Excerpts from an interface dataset
○ ○ ○ ○

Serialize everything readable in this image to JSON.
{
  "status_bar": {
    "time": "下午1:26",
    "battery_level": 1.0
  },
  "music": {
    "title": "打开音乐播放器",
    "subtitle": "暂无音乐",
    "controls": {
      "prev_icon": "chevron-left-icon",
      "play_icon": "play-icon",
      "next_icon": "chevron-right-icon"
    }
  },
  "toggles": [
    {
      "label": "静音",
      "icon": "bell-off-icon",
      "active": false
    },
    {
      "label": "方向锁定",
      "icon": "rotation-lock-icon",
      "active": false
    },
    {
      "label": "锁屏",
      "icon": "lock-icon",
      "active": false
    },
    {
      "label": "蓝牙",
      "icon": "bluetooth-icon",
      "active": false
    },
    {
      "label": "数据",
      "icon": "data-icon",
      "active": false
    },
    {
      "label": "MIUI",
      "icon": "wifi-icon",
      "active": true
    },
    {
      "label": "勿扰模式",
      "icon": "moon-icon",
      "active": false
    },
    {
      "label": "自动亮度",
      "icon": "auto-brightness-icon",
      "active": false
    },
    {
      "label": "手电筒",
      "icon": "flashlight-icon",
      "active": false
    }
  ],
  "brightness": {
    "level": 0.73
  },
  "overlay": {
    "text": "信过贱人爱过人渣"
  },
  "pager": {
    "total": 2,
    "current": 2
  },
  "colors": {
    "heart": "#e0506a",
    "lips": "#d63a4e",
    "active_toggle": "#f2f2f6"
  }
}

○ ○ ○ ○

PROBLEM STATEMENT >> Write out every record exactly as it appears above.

TASK SOLUTION >>
Serialize everything readable in this image to JSON.
{
  "status_bar": {
    "time": "下午1:26",
    "battery_level": 1.0
  },
  "music": {
    "title": "打开音乐播放器",
    "subtitle": "暂无音乐",
    "controls": {
      "prev_icon": "chevron-left-icon",
      "play_icon": "play-icon",
      "next_icon": "chevron-right-icon"
    }
  },
  "toggles": [
    {
      "label": "静音",
      "icon": "bell-off-icon",
      "active": false
    },
    {
      "label": "方向锁定",
      "icon": "rotation-lock-icon",
      "active": false
    },
    {
      "label": "锁屏",
      "icon": "lock-icon",
      "active": false
    },
    {
      "label": "蓝牙",
      "icon": "bluetooth-icon",
      "active": false
    },
    {
      "label": "数据",
      "icon": "data-icon",
      "active": false
    },
    {
      "label": "MIUI",
      "icon": "wifi-icon",
      "active": true
    },
    {
      "label": "勿扰模式",
      "icon": "moon-icon",
      "active": false
    },
    {
      "label": "自动亮度",
      "icon": "auto-brightness-icon",
      "active": false
    },
    {
      "label": "手电筒",
      "icon": "flashlight-icon",
      "active": false
    }
  ],
  "brightness": {
    "level": 0.73
  },
  "overlay": {
    "text": "信过贱人爱过人渣"
  },
  "pager": {
    "total": 2,
    "current": 2
  },
  "colors": {
    "heart": "#e0506a",
    "lips": "#d63a4e",
    "active_toggle": "#f2f2f6"
  }
}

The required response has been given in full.